- **TASK BRIEF**: Look through the lines below and extract each one that contains "Autodesk".

- **DATA EXCERPTS**:
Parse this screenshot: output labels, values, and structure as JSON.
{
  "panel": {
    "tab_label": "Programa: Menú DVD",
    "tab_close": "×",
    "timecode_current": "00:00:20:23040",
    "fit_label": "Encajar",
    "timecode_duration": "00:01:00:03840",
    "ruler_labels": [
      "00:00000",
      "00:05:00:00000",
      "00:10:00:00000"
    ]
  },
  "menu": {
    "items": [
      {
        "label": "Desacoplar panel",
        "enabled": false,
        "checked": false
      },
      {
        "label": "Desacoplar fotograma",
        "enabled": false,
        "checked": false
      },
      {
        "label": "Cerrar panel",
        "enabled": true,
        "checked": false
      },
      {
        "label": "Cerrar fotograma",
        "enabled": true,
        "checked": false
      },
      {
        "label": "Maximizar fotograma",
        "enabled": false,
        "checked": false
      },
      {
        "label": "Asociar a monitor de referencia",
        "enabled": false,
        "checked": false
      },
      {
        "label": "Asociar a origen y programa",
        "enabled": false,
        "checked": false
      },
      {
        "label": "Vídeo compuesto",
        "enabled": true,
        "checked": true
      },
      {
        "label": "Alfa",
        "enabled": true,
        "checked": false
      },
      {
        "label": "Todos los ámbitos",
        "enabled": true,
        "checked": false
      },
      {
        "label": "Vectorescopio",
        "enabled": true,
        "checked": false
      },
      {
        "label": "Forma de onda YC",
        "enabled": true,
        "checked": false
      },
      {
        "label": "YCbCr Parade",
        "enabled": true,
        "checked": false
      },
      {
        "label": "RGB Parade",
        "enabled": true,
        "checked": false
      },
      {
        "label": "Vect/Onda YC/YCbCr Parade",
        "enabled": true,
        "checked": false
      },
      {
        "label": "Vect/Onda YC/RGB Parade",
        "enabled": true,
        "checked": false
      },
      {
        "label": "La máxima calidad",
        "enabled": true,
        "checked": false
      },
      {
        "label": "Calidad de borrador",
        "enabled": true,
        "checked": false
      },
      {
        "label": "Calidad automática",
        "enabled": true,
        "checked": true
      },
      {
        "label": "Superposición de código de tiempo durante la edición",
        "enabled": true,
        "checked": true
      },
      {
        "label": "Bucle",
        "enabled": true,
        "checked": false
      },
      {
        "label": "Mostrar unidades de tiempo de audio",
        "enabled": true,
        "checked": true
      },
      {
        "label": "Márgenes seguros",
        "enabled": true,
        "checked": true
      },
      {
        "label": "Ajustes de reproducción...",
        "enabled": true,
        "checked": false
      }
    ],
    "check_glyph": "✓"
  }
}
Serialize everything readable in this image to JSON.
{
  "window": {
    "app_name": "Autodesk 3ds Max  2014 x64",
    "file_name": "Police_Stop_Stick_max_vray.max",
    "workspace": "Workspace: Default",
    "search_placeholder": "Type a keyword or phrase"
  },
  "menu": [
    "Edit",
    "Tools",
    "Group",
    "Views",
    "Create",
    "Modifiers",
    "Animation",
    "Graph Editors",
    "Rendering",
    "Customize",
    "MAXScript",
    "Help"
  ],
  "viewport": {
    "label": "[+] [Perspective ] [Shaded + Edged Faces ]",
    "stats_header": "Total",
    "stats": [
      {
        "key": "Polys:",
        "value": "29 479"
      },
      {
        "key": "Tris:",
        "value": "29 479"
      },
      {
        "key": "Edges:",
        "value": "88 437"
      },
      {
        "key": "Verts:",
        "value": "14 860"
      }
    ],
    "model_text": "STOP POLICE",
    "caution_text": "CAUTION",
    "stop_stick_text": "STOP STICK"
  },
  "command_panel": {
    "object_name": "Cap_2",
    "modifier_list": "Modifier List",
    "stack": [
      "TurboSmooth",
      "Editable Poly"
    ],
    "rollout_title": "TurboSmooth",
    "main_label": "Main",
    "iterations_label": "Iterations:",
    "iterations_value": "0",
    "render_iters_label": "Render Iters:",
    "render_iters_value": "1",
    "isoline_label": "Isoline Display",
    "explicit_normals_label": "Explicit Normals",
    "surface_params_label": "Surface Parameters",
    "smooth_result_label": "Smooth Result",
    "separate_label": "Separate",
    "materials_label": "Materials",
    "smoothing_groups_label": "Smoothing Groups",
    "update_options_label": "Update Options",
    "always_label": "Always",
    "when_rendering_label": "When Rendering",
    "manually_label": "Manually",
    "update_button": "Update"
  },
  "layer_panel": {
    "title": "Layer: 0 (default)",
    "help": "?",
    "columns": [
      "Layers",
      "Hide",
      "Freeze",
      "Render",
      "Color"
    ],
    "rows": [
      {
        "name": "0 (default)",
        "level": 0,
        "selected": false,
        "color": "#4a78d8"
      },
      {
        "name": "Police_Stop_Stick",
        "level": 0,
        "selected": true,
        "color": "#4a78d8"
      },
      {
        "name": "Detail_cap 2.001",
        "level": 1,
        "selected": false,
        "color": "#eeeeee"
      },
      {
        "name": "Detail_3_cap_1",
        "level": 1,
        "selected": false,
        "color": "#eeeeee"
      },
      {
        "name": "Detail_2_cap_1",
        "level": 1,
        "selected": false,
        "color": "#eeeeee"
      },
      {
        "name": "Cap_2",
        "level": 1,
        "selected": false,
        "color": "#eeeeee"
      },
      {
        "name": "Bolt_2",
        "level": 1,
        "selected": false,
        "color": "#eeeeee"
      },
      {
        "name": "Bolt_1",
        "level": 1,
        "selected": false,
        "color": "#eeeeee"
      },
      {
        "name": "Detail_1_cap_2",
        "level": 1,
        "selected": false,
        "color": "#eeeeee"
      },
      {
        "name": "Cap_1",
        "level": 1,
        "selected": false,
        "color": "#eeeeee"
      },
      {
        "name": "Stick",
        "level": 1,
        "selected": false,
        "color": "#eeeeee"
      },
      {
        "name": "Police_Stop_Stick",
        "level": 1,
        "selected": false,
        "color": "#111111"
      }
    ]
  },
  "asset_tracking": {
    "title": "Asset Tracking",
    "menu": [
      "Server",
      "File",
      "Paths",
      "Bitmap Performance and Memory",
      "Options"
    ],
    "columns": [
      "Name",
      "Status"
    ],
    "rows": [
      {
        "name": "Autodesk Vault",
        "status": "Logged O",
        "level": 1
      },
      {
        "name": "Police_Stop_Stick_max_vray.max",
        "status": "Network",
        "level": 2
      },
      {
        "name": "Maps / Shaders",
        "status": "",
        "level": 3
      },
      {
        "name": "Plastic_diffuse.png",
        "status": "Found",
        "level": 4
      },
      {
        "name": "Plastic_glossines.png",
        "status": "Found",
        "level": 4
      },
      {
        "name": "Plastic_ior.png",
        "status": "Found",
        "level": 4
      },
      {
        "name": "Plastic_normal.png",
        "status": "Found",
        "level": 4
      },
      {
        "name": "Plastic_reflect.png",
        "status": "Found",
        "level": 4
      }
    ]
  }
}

- **YOUR SOLUTION**:
    "app_name": "Autodesk 3ds Max  2014 x64",
        "name": "Autodesk Vault",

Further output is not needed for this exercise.